It has always fascinated me that throughout history it has been acceptable for women to be great keyboard players but objectionable for them to be composers. Is there something so inherently male about composing and the creative genius? The most famous female composer of the nineteenth century, Clara Schumann, proclaimed that “a woman must not desire to compose. There has never yet been one able to do it. Should I expect to be that one?” Even though her husband Robert encouraged her and she was much more famous than him in her lifetime as a concert pianist, achieving compositional greatness seemed out of the question to Clara. She was a woman of her time and firmly believed that a woman’s compositional ability was inferior to man’s.
Leopold Mozart was happy for his daughter, Nannerl, to be a keyboard virtuoso but did not even comment when she sent him a composition she wrote.
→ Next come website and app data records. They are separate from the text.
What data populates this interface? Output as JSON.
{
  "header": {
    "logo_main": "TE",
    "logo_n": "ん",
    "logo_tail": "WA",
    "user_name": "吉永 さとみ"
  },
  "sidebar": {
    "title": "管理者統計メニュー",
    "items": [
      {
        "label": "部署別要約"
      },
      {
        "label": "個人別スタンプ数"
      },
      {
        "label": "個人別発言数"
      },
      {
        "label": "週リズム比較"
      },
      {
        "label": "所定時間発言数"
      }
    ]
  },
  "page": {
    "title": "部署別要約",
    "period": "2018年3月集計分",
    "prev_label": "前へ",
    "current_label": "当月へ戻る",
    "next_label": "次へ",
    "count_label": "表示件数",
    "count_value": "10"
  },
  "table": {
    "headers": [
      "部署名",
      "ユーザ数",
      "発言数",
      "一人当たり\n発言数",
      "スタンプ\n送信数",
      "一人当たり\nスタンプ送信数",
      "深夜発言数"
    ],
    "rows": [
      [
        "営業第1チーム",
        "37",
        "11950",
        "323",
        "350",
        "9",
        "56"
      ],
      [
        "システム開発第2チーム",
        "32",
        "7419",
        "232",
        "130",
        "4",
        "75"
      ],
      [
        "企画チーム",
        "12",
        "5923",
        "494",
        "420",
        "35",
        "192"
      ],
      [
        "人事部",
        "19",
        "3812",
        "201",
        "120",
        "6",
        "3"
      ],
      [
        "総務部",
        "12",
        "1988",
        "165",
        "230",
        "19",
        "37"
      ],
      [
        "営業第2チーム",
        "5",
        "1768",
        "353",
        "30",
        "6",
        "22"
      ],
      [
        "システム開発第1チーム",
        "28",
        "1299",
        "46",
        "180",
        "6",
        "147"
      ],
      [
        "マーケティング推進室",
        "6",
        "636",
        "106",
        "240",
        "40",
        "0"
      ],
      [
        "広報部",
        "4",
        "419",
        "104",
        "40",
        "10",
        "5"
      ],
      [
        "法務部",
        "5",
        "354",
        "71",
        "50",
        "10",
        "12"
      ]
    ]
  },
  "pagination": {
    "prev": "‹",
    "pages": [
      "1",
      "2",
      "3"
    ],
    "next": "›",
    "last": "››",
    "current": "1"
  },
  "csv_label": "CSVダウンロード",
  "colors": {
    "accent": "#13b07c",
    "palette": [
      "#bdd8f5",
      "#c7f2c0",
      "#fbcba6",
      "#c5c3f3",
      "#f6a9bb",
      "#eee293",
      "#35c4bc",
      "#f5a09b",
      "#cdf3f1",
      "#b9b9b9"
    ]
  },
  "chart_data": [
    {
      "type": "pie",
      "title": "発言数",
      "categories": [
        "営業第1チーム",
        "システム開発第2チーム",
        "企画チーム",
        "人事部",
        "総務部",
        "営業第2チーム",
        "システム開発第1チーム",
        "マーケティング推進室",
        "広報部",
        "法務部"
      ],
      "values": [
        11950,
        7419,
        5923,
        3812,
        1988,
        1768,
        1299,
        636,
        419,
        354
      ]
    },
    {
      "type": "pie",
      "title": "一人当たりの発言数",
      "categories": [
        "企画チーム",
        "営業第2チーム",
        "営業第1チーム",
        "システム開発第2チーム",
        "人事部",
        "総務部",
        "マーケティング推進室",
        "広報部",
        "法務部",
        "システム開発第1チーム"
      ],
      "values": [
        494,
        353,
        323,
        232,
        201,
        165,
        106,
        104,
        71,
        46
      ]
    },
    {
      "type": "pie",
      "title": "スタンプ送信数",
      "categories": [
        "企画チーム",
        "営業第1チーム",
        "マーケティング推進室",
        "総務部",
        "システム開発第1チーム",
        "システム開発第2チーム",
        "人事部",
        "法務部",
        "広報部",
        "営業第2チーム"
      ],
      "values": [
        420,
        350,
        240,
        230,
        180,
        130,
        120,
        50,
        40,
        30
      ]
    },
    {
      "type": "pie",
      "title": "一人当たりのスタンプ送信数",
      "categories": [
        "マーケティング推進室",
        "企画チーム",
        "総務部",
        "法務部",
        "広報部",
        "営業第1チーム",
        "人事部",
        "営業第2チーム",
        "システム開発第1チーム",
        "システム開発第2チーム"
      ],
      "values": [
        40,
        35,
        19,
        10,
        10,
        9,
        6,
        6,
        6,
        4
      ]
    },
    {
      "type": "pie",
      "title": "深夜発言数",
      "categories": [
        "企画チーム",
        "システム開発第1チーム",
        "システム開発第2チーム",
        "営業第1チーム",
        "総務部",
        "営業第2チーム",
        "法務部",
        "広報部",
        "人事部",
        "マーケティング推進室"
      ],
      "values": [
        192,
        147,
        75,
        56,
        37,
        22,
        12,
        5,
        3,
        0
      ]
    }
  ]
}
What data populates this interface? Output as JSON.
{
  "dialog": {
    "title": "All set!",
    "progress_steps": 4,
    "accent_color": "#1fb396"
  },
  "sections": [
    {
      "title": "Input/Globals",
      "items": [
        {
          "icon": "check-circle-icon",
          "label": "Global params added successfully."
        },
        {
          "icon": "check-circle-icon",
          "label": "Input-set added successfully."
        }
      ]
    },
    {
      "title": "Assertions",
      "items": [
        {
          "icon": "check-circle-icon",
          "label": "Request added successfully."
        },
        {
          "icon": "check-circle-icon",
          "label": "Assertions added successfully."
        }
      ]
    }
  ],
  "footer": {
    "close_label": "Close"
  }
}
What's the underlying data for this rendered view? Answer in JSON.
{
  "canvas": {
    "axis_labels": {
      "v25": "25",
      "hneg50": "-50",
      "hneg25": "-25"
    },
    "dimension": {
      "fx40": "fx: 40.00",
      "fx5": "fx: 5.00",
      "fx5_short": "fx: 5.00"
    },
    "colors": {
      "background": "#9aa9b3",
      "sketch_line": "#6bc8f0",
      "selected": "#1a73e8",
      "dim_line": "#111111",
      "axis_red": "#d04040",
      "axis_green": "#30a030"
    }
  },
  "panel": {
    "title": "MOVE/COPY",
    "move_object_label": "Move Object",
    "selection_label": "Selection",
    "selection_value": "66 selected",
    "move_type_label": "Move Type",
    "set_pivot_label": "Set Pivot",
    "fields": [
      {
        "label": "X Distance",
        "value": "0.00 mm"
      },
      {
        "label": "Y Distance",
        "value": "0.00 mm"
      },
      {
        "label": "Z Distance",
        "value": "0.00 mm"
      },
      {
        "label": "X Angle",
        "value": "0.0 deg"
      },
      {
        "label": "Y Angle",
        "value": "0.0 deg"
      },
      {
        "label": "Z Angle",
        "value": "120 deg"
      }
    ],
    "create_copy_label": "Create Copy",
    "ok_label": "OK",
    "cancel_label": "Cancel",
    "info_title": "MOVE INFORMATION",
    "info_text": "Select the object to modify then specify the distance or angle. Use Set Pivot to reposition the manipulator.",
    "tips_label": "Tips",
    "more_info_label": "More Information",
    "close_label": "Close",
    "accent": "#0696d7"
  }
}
Similarly, Fanny Mendelssohn’s pianistic skills were given the highest praise: “she plays like a man” said her teacher Carl Friedrich Zelter. Yet her father discouraged her from composing. He wrote to her, “music will perhaps become [Felix's] profession, while for you it can and must be only an ornament”. Her famous brother Felix also believed that Fanny’s household duties must come before her music and published some of her compositions under his own name.
Since then women have sought equality in all areas of domestic and professional life, including music. There is an emerging appreciation of female composers with ensembles and radio stations starting to play their music more frequently. Ensemble Offspring has dedicated their entire 2017 season to performing and commissioning work by female composers. They are aiming for 50% of their subsequent programs to be music by women. Musica Viva founded the Hildegard project to commission more chamber music from Australian female composers. BBC 3 has a website dedicated to ‘Celebrating Female Composers’ as part of International Women’s Day. Australian composers Lisa Cheney and Peggy Polias are doing wonders for Australian music with their podcast ‘Making Waves’, which showcases the work of many female composers. These initiatives bring to the public and to musicians an awareness of the existence of great music written by women.
I am extremely fortunate to be one of four women in the inaugural National Women Composers’ Development Program run by the Sydney Conservatorium of Music. The opportunity to learn from, collaborate with and write for some of Australia’s best professional musicians is an extraordinary privilege. Several of Australia’s top female composers, including Maria Grenfell, Moya Henderson and Anne Boyd, are acting as our mentors. I admire the vision of those at the Sydney Conservatorium who are addressing the gender imbalance between male and female composers by giving women more opportunities for their music to be played and heard.
Just 26% of Australian composers are women. If more contemporary music by female composers is performed this will inspire other young women to write music and will create role models for future generations.
I have never regarded it as a disadvantage being in such a male-dominated field, though I have always been aware of it. Times are changing for female composers and I think their music is being brought into the spotlight with more performances, radio broadcasts and now incredible programs such as the one I am fortunate enough to be a part of. One of my favourite female composers, Julia Wolfe, just won the Pulitzer Prize for music, which demonstrates that women are being recognised more in the field of composition. I still hope that one day we will simply be called ‘composers’.